mix test --only focus

Now, all of the other tests will be skipped, and only the tagged test will be run. When I've fixed that test, I'll move the tag to the next test in-line. If I've fixed all the tests in a describe block, and I want to verify that they're all working together, I can move that @tag :focus line right above the describe block, and all of the test inside of it will be run. Hurrah!

Keyboard fatigue 🥱

Another thing that gets tiresome when working through the wall of tests is command-tabbing to my terminal, up-arrowing, and enter-ing after every file change. mix_test_watch to the rescue! This package will re-run your tests for you after every file change, and it accepts all the same arguments as the normal test command!

Just add it to your mix.exs file:

      ...
      {:phoenix_ecto, "~> 4.1"},      
      # 👇 Add this line
      {:mix_test_watch, "~> 1.0", only: :dev, runtime: false},
      ...

And and change test to test.watch in your CLI command:

mix test.watch --only focus

That's a wrap 🌯

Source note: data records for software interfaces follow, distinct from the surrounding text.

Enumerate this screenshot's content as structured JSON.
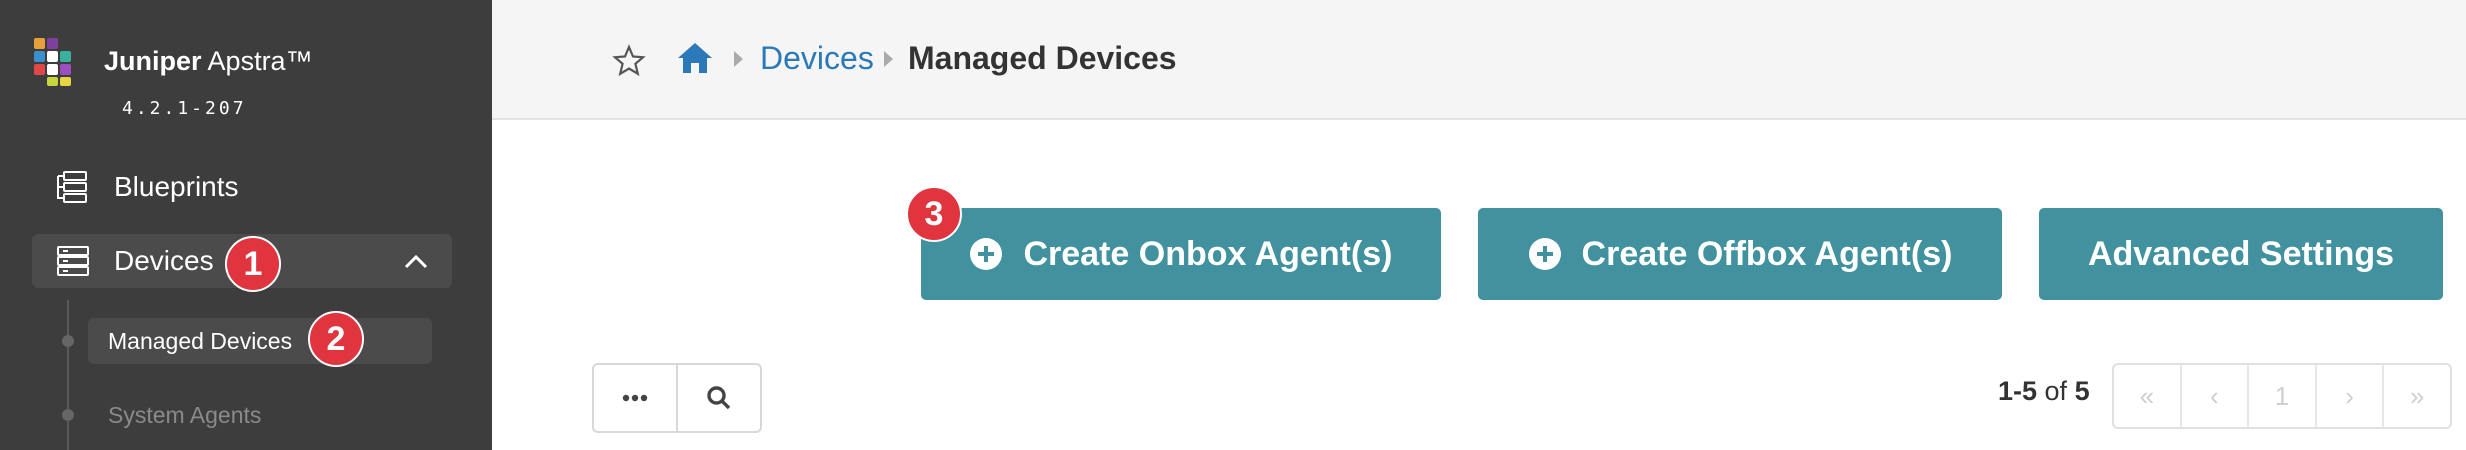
{
  "app": {
    "brand_bold": "Juniper",
    "brand_rest": " Apstra™",
    "version": "4.2.1-207"
  },
  "sidebar": {
    "items": [
      {
        "label": "Blueprints",
        "icon": "blueprints-icon"
      },
      {
        "label": "Devices",
        "icon": "devices-icon",
        "expanded": true
      }
    ],
    "sub_items": [
      {
        "label": "Managed Devices",
        "active": true
      },
      {
        "label": "System Agents",
        "active": false
      }
    ]
  },
  "breadcrumb": {
    "link": "Devices",
    "current": "Managed Devices"
  },
  "actions": {
    "onbox_label": "Create Onbox Agent(s)",
    "offbox_label": "Create Offbox Agent(s)",
    "advanced_label": "Advanced Settings"
  },
  "toolbar": {
    "more_label": "•••"
  },
  "pagination": {
    "range": "1-5",
    "of_word": " of ",
    "total": "5",
    "first": "«",
    "prev": "‹",
    "page": "1",
    "next": "›",
    "last": "»"
  },
  "annotations": {
    "step1": "1",
    "step2": "2",
    "step3": "3"
  },
  "colors": {
    "sidebar_bg": "#3d3d3d",
    "accent_button": "#41929e",
    "link": "#2b79b8",
    "badge": "#e0343f"
  }
}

If you're like me, these two steps will help you actually see what's going wrong with the broken tests, instead of just closing your terminal in fear of that massive wall of red text and browsing Twitter until you forget why you were procrastinating in the first place.